• Work instruction:
If a line in the data below contains "here", copy it.
● ● ●
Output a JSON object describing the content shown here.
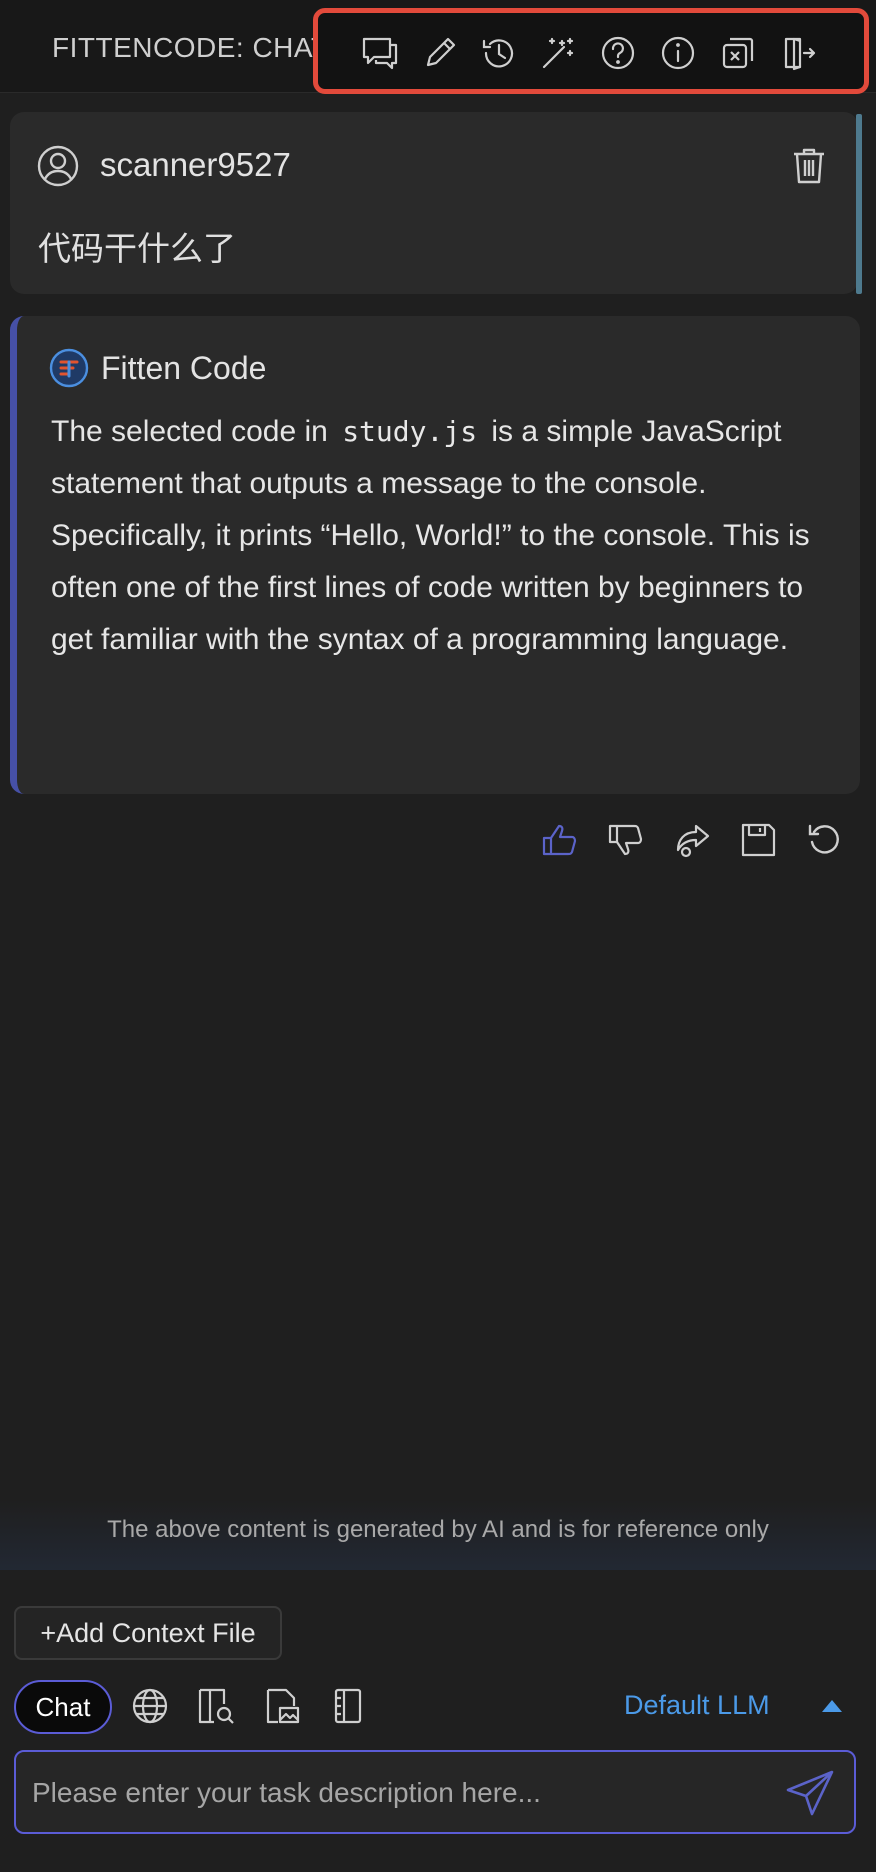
{
  "header": {
    "title": "FITTENCODE: CHAT",
    "toolbar": [
      {
        "icon": "new-chat-icon"
      },
      {
        "icon": "edit-icon"
      },
      {
        "icon": "history-icon"
      },
      {
        "icon": "magic-wand-icon"
      },
      {
        "icon": "help-icon"
      },
      {
        "icon": "info-icon"
      },
      {
        "icon": "close-window-icon"
      },
      {
        "icon": "logout-icon"
      }
    ]
  },
  "conversation": {
    "user": {
      "name": "scanner9527",
      "message": "代码干什么了"
    },
    "assistant": {
      "name": "Fitten Code",
      "text_before_code": "The selected code in ",
      "code": "study.js",
      "text_after_code": " is a simple JavaScript statement that outputs a message to the console. Specifically, it prints “Hello, World!” to the console. This is often one of the first lines of code written by beginners to get familiar with the syntax of a programming language."
    },
    "actions": [
      {
        "icon": "thumbs-up-icon"
      },
      {
        "icon": "thumbs-down-icon"
      },
      {
        "icon": "share-icon"
      },
      {
        "icon": "save-icon"
      },
      {
        "icon": "regenerate-icon"
      }
    ]
  },
  "footer": {
    "disclaimer": "The above content is generated by AI and is for reference only",
    "add_context_label": "+Add Context File",
    "mode_label": "Chat",
    "llm_label": "Default LLM",
    "input_placeholder": "Please enter your task description here..."
  },
  "colors": {
    "accent": "#5b5cd6",
    "highlight_border": "#e24a3b",
    "link_blue": "#4b9ae8"
  }
}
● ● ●
• Written solution:
Output a JSON object describing the content shown here.
    "input_placeholder": "Please enter your task description here..."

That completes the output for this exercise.